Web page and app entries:
————
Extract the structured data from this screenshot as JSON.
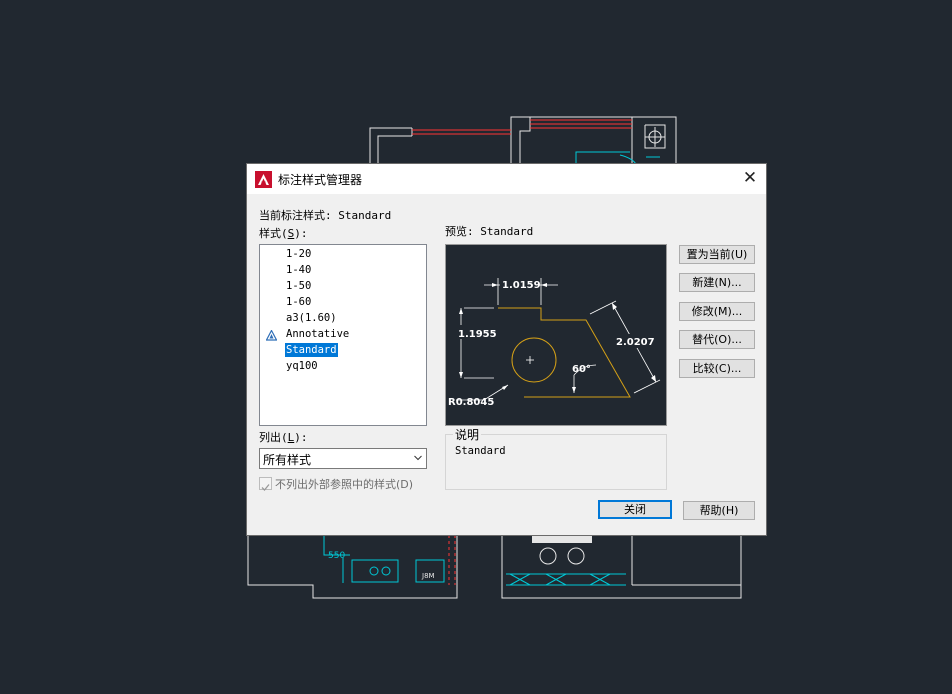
{
  "dialog": {
    "title": "标注样式管理器",
    "current_style_label": "当前标注样式: Standard",
    "styles_label": "样式(",
    "styles_key": "S",
    "styles_label_end": "):",
    "styles": [
      "1-20",
      "1-40",
      "1-50",
      "1-60",
      "a3(1.60)",
      "Annotative",
      "Standard",
      "yq100"
    ],
    "selected_style": "Standard",
    "preview_label": "预览: Standard",
    "list_label": "列出(",
    "list_key": "L",
    "list_label_end": "):",
    "list_value": "所有样式",
    "exclude_xref_label": "不列出外部参照中的样式(D)",
    "exclude_xref_checked": true,
    "description_label": "说明",
    "description_text": "Standard",
    "buttons": {
      "set_current": "置为当前(U)",
      "new": "新建(N)...",
      "modify": "修改(M)...",
      "override": "替代(O)...",
      "compare": "比较(C)...",
      "close": "关闭",
      "help": "帮助(H)"
    }
  },
  "preview": {
    "dim_top": "1.0159",
    "dim_left": "1.1955",
    "dim_right": "2.0207",
    "dim_angle": "60°",
    "dim_radius": "R0.8045"
  },
  "colors": {
    "background": "#212830",
    "selection": "#0078d7",
    "shape_outline": "#d4a017",
    "cad_red": "#ff3333",
    "cad_cyan": "#00c8d6"
  }
}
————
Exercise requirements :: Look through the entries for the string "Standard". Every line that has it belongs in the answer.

Reply to the task ::
    "current_style_label": "当前标注样式: Standard",
      "Standard",
    "selected_style": "Standard",
    "preview_label": "预览: Standard",
    "description_text": "Standard",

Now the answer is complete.